Although recent retirements pushed that number to just under 240, Police Commissioner Christopher Paris said the 158% increase in recruitment will fill the gap.

“I’m encouraged by the cadets that I see in the academy,” he told the House Appropriations Committee on Monday. “I believe there are people out there who want to become Pennsylvania state troopers … we shall continue to endeavor to look for them because I really think they are out there.”

The agency’s request to raise its 4,310-complement cap by 100 reflects Paris’ confidence. It would be the first time doing so since 2002.

After Gov. Josh Shapiro nixed the 60 college credit requirement for troopers in August, state police had a 258% increase in candidates taking the written exam.

The college requirement, which has been in force since the 1990s, put troopers in the small minority of state jobs with college education as a barrier for entry.
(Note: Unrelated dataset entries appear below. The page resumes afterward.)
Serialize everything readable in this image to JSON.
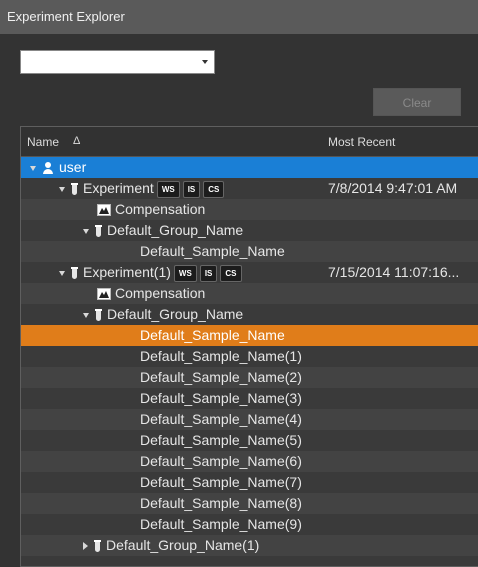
{
  "window": {
    "title": "Experiment Explorer"
  },
  "filter": {
    "value": ""
  },
  "clear_button": {
    "label": "Clear"
  },
  "columns": {
    "name": "Name",
    "sort": "Δ",
    "recent": "Most Recent"
  },
  "tree": {
    "user": "user",
    "exp1": {
      "name": "Experiment",
      "badges": [
        "WS",
        "IS",
        "CS"
      ],
      "recent": "7/8/2014 9:47:01 AM"
    },
    "exp1_comp": "Compensation",
    "exp1_group": "Default_Group_Name",
    "exp1_sample": "Default_Sample_Name",
    "exp2": {
      "name": "Experiment(1)",
      "badges": [
        "WS",
        "IS",
        "CS"
      ],
      "recent": "7/15/2014 11:07:16..."
    },
    "exp2_comp": "Compensation",
    "exp2_group": "Default_Group_Name",
    "samples": [
      "Default_Sample_Name",
      "Default_Sample_Name(1)",
      "Default_Sample_Name(2)",
      "Default_Sample_Name(3)",
      "Default_Sample_Name(4)",
      "Default_Sample_Name(5)",
      "Default_Sample_Name(6)",
      "Default_Sample_Name(7)",
      "Default_Sample_Name(8)",
      "Default_Sample_Name(9)"
    ],
    "group2": "Default_Group_Name(1)"
  },
  "colors": {
    "user_highlight": "#1a7fd6",
    "sample_highlight": "#e07d1a"
  }
}
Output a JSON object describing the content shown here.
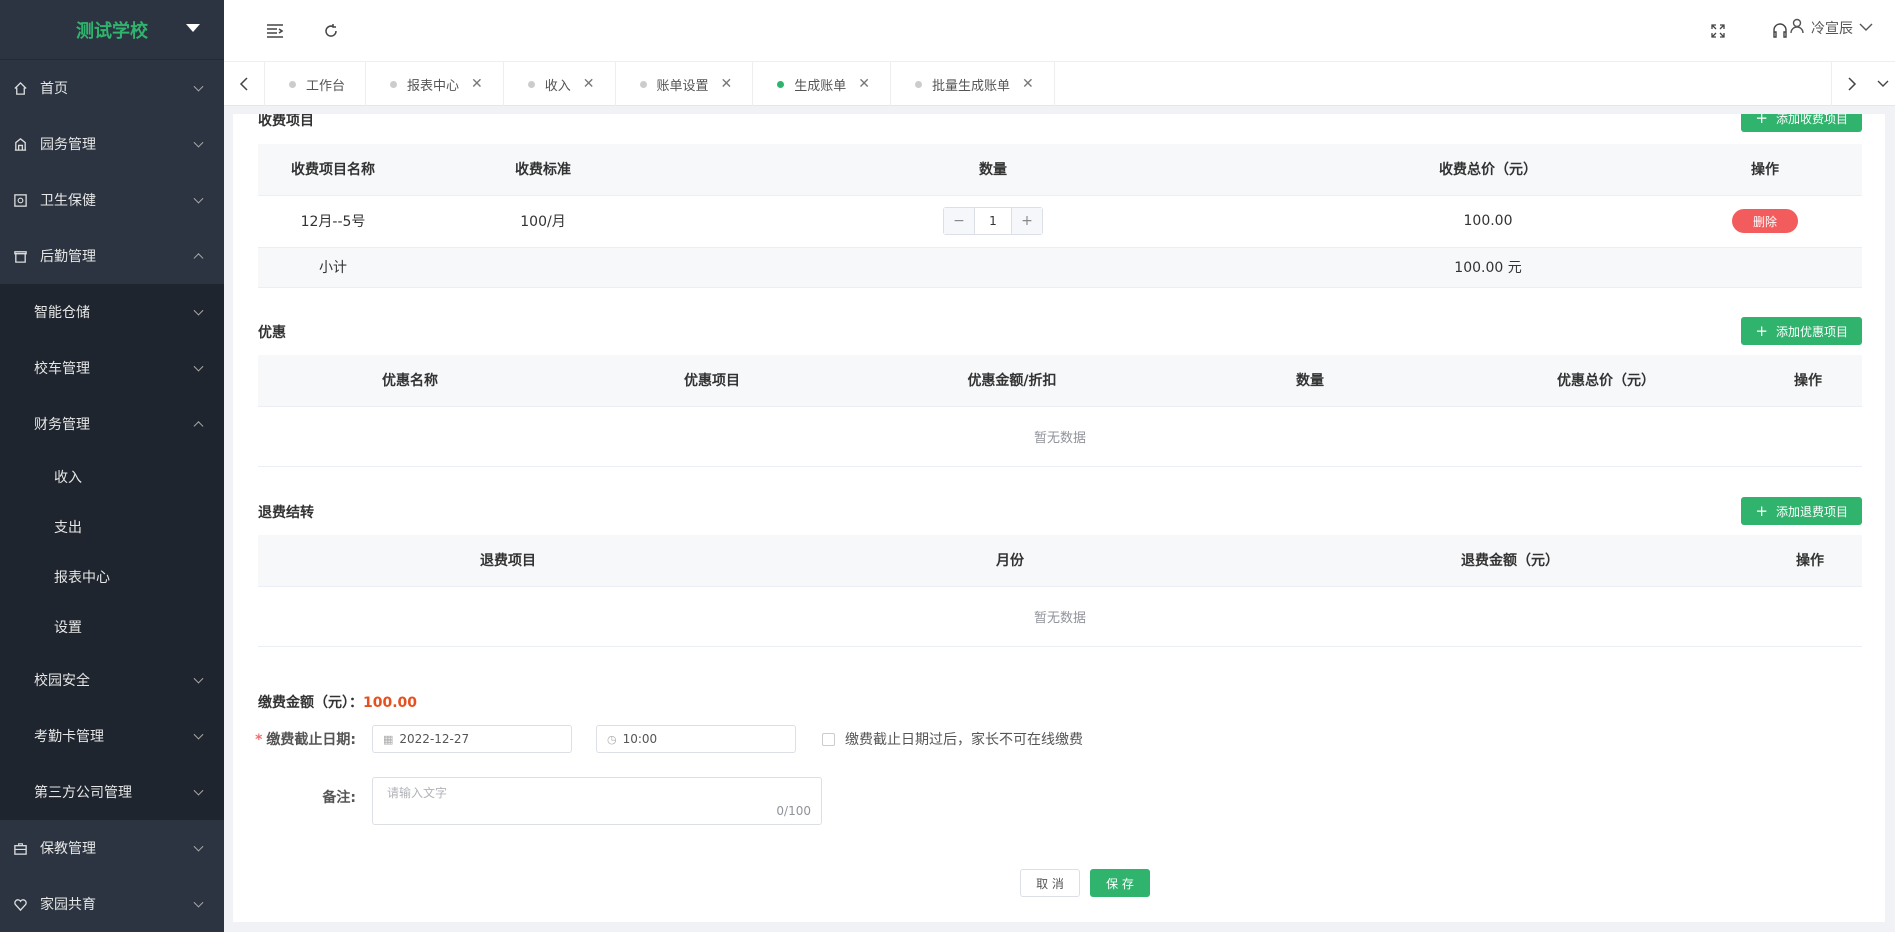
{
  "brand": {
    "name": "测试学校"
  },
  "sidebar": {
    "items": [
      {
        "label": "首页",
        "icon": "home-icon"
      },
      {
        "label": "园务管理",
        "icon": "building-icon"
      },
      {
        "label": "卫生保健",
        "icon": "health-icon"
      },
      {
        "label": "后勤管理",
        "icon": "logistics-icon"
      }
    ],
    "logistics_sub": [
      {
        "label": "智能仓储"
      },
      {
        "label": "校车管理"
      },
      {
        "label": "财务管理"
      }
    ],
    "finance_sub": [
      {
        "label": "收入"
      },
      {
        "label": "支出"
      },
      {
        "label": "报表中心"
      },
      {
        "label": "设置"
      }
    ],
    "logistics_sub_after": [
      {
        "label": "校园安全"
      },
      {
        "label": "考勤卡管理"
      },
      {
        "label": "第三方公司管理"
      }
    ],
    "items_after": [
      {
        "label": "保教管理",
        "icon": "briefcase-icon"
      },
      {
        "label": "家园共育",
        "icon": "heart-icon"
      }
    ]
  },
  "header": {
    "user_name": "冷宣辰"
  },
  "tabs": [
    {
      "label": "工作台"
    },
    {
      "label": "报表中心"
    },
    {
      "label": "收入"
    },
    {
      "label": "账单设置"
    },
    {
      "label": "生成账单"
    },
    {
      "label": "批量生成账单"
    }
  ],
  "fees": {
    "title": "收费项目",
    "add_label": "添加收费项目",
    "columns": [
      "收费项目名称",
      "收费标准",
      "数量",
      "收费总价（元）",
      "操作"
    ],
    "rows": [
      {
        "name": "12月--5号",
        "standard": "100/月",
        "qty": "1",
        "total": "100.00",
        "action": "删除"
      }
    ],
    "subtotal_label": "小计",
    "subtotal_value": "100.00 元"
  },
  "discount": {
    "title": "优惠",
    "add_label": "添加优惠项目",
    "columns": [
      "优惠名称",
      "优惠项目",
      "优惠金额/折扣",
      "数量",
      "优惠总价（元）",
      "操作"
    ],
    "empty": "暂无数据"
  },
  "refund": {
    "title": "退费结转",
    "add_label": "添加退费项目",
    "columns": [
      "退费项目",
      "月份",
      "退费金额（元）",
      "操作"
    ],
    "empty": "暂无数据"
  },
  "payment": {
    "label": "缴费金额（元）：",
    "amount": "100.00",
    "deadline_label": "缴费截止日期:",
    "date": "2022-12-27",
    "time": "10:00",
    "checkbox_label": "缴费截止日期过后，家长不可在线缴费",
    "remark_label": "备注:",
    "remark_placeholder": "请输入文字",
    "remark_count": "0/100"
  },
  "actions": {
    "cancel": "取 消",
    "save": "保 存"
  },
  "colors": {
    "accent": "#2fb36d",
    "danger": "#f25c5c",
    "amount": "#e6501e",
    "sidebar": "#2b3440"
  }
}
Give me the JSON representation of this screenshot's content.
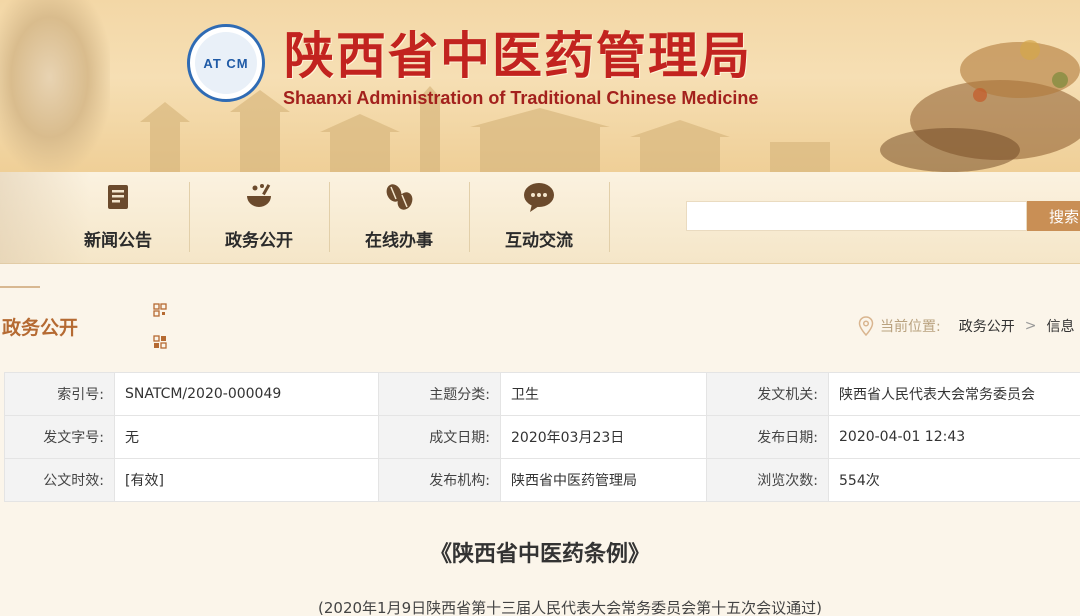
{
  "header": {
    "logo_text": "AT CM",
    "logo_ring_text": "陕西省中医药管理局",
    "title": "陕西省中医药管理局",
    "subtitle": "Shaanxi Administration of Traditional Chinese Medicine"
  },
  "nav": {
    "items": [
      {
        "label": "新闻公告",
        "icon": "document-icon"
      },
      {
        "label": "政务公开",
        "icon": "bowl-icon"
      },
      {
        "label": "在线办事",
        "icon": "leaf-icon"
      },
      {
        "label": "互动交流",
        "icon": "chat-bubble-icon"
      }
    ],
    "search_placeholder": "",
    "search_button": "搜索"
  },
  "section": {
    "title": "政务公开",
    "breadcrumb_prefix": "当前位置:",
    "breadcrumb": [
      "政务公开",
      "信息"
    ]
  },
  "info": {
    "rows": [
      [
        {
          "key": "索引号:",
          "value": "SNATCM/2020-000049"
        },
        {
          "key": "主题分类:",
          "value": "卫生"
        },
        {
          "key": "发文机关:",
          "value": "陕西省人民代表大会常务委员会"
        }
      ],
      [
        {
          "key": "发文字号:",
          "value": "无"
        },
        {
          "key": "成文日期:",
          "value": "2020年03月23日"
        },
        {
          "key": "发布日期:",
          "value": "2020-04-01 12:43"
        }
      ],
      [
        {
          "key": "公文时效:",
          "value": "[有效]"
        },
        {
          "key": "发布机构:",
          "value": "陕西省中医药管理局"
        },
        {
          "key": "浏览次数:",
          "value": "554次"
        }
      ]
    ]
  },
  "document": {
    "title": "《陕西省中医药条例》",
    "subtitle": "(2020年1月9日陕西省第十三届人民代表大会常务委员会第十五次会议通过)"
  },
  "colors": {
    "title_red": "#c2231f",
    "section_orange": "#b56a32",
    "valid_green": "#2f9b2f",
    "search_button": "#c98f55"
  }
}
According to Shapiro, 92% – or more than 65,000 – of state jobs are accessible to those without a degree, a critical issue as the state faces widespread staffing shortages and low college enrollment.

Troopers receive a base pay of $66,911, a salary Paris has previously referred to as “an instant ticket to the middle class” and one that can be a night and day difference for low-income families struggling to find their footing in the tumultuous postpandemic economy.